In California and most states, a subcontractor must be paid by the general contractor if the sub's work meet the contract's standards, even if the buyer hasn't paid the general. But can the general withhold some or all of the sub's fee if the general accepts the work but the buyer doesn't? I've run into a writing contract with an online company that sells writers' services, which contract provides only partial payment for problematic work from its subcontracting writers'. Are these partial payments legit?
1. General submits work to buyer, who rejects it even after a rewrite. General pays 50% of the subcontracting writer's fee.
2. General reassigns rejected work and pays 1st writer an unspecified amount less than 50% of fee.
3. General accepts late work and pays an unspecified amount up to 50% of fee.

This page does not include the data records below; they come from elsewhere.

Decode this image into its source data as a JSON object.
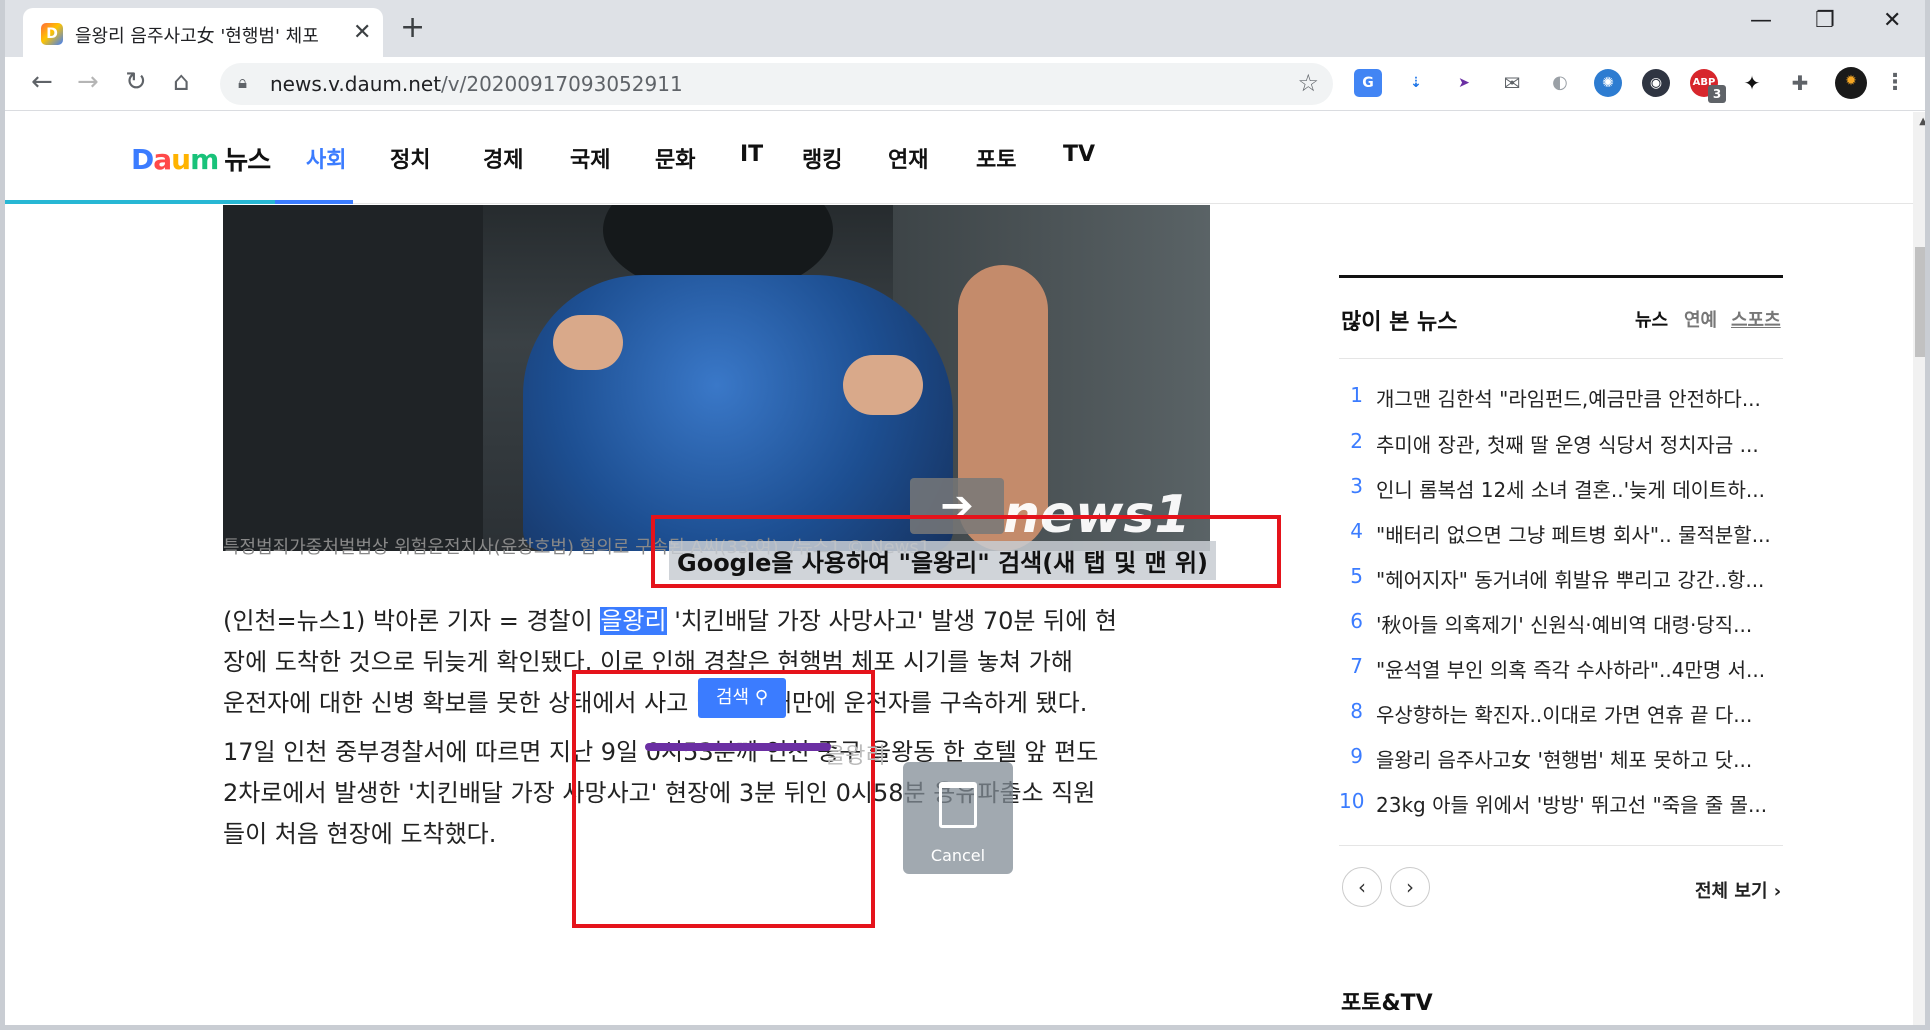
{
  "browser": {
    "tab_title": "을왕리 음주사고女 '현행범' 체포",
    "tab_favicon": "D",
    "url_host": "news.v.daum.net",
    "url_path": "/v/20200917093052911",
    "extension_badge": "3"
  },
  "site": {
    "logo_letters": [
      "D",
      "a",
      "u",
      "m"
    ],
    "logo_news": "뉴스",
    "menu": [
      "사회",
      "정치",
      "경제",
      "국제",
      "문화",
      "IT",
      "랭킹",
      "연재",
      "포토",
      "TV"
    ]
  },
  "article": {
    "photo_watermark": "news1",
    "caption": "특정범죄가중처벌법상 위험운전치사(윤창호법) 혐의로 구속된 A씨(33·여). /뉴스1 © News1",
    "p1_line1_before": "(인천=뉴스1) 박아론 기자 = 경찰이 ",
    "p1_line1_highlight": "을왕리",
    "p1_line1_after": " '치킨배달 가장 사망사고' 발생 70분 뒤에 현",
    "p1_line2": "장에 도착한 것으로 뒤늦게 확인됐다. 이로 인해 경찰은 현행범 체포 시기를 놓쳐 가해",
    "p1_line3": "운전자에 대한 신병 확보를 못한 상태에서 사고 발생 닷새만에 운전자를 구속하게 됐다.",
    "p2_line1": "17일 인천 중부경찰서에 따르면 지난 9일 0시53분께 인천 중구 을왕동 한 호텔 앞 편도",
    "p2_line2": "2차로에서 발생한 '치킨배달 가장 사망사고' 현장에 3분 뒤인 0시58분 용유파출소 직원",
    "p2_line3": "들이 처음 현장에 도착했다."
  },
  "gesture": {
    "arrow": "➔",
    "label": "Google을 사용하여 \"을왕리\" 검색(새 탭 및 맨 위)",
    "search_button": "검색",
    "drag_text": "을왕리",
    "cancel": "Cancel"
  },
  "sidebar": {
    "title": "많이 본 뉴스",
    "tabs": [
      "뉴스",
      "연예",
      "스포츠"
    ],
    "items": [
      {
        "rank": "1",
        "title": "개그맨 김한석 \"라임펀드,예금만큼 안전하다..."
      },
      {
        "rank": "2",
        "title": "추미애 장관, 첫째 딸 운영 식당서 정치자금 ..."
      },
      {
        "rank": "3",
        "title": "인니 롬복섬 12세 소녀 결혼..'늦게 데이트하..."
      },
      {
        "rank": "4",
        "title": "\"배터리 없으면 그냥 페트병 회사\".. 물적분할..."
      },
      {
        "rank": "5",
        "title": "\"헤어지자\" 동거녀에 휘발유 뿌리고 강간..항..."
      },
      {
        "rank": "6",
        "title": "'秋아들 의혹제기' 신원식·예비역 대령·당직..."
      },
      {
        "rank": "7",
        "title": "\"윤석열 부인 의혹 즉각 수사하라\"..4만명 서..."
      },
      {
        "rank": "8",
        "title": "우상향하는 확진자..이대로 가면 연휴 끝 다..."
      },
      {
        "rank": "9",
        "title": "을왕리 음주사고女 '현행범' 체포 못하고 닷..."
      },
      {
        "rank": "10",
        "title": "23kg 아들 위에서 '방방' 뛰고선 \"죽을 줄 몰..."
      }
    ],
    "prev": "‹",
    "next": "›",
    "more": "전체 보기 ›",
    "section2": "포토&TV"
  }
}
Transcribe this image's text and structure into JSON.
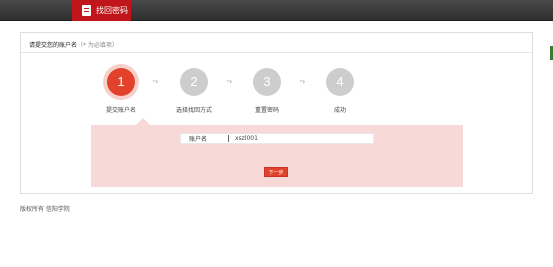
{
  "header": {
    "title": "找回密码",
    "icon": "document-icon",
    "brand_color": "#c0161b"
  },
  "panel": {
    "instruction": "请提交您的账户名",
    "hint": "（* 为必填项）"
  },
  "steps": [
    {
      "number": "1",
      "label": "提交账户名",
      "active": true
    },
    {
      "number": "2",
      "label": "选择找回方式",
      "active": false
    },
    {
      "number": "3",
      "label": "重置密码",
      "active": false
    },
    {
      "number": "4",
      "label": "成功",
      "active": false
    }
  ],
  "step_colors": {
    "active": "#e2422c",
    "inactive": "#cdcdcd"
  },
  "form": {
    "account_label": "账户名",
    "account_value": "xszl001",
    "next_button": "下一步"
  },
  "footer": {
    "text": "版权所有 信阳学院"
  }
}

4. General asserts it has the right to make other unspecified partial payments.
Posted 22 December 2013 - 02:30 PM Contracts are contracts. If you sign one it means that you have read, understood, and accept the terms.
I know of no law prohibiting items 1 through 4 from being part of a contract.
Your only protection is if you don't like the terms, don't sign the contract. Warning: Legal issues are complicated. Explanations and comments here are simplified and might not fully explain the ramifications of your particular issue. I am not a lawyer. I do not give legal advice. I make comments based on my knowledge and experience. I guarantee nothing. If you act on my comments without the advice of an attorney, you do so at your own risk. Posted 22 December 2013 - 08:07 PM I tried searching for this here and on the web, but couldn't locate an answer.
In California and most states, a subcontractor must be paid by the general contractor if the sub's work meet the contract's standards, even if the buyer hasn't paid the general.
The law in the majority of states is that a ?pay when paid? provision (i.e. a provision that states that the subcontractor is not paid unless/until the general contractor is paid by the customer) does not determine if the subcontractor gets paid, but rather simply determines when the subcontractor gets paid. Note, however, that this rule only relates to the effect of the customer?s payment (or failure to pay). If the contract provides that the subcontractor is only entitled to payment if the work is satisfactory to the client, for example, then the general contract need not pay the subcontractor at all if the client finds the work unsatisfactory.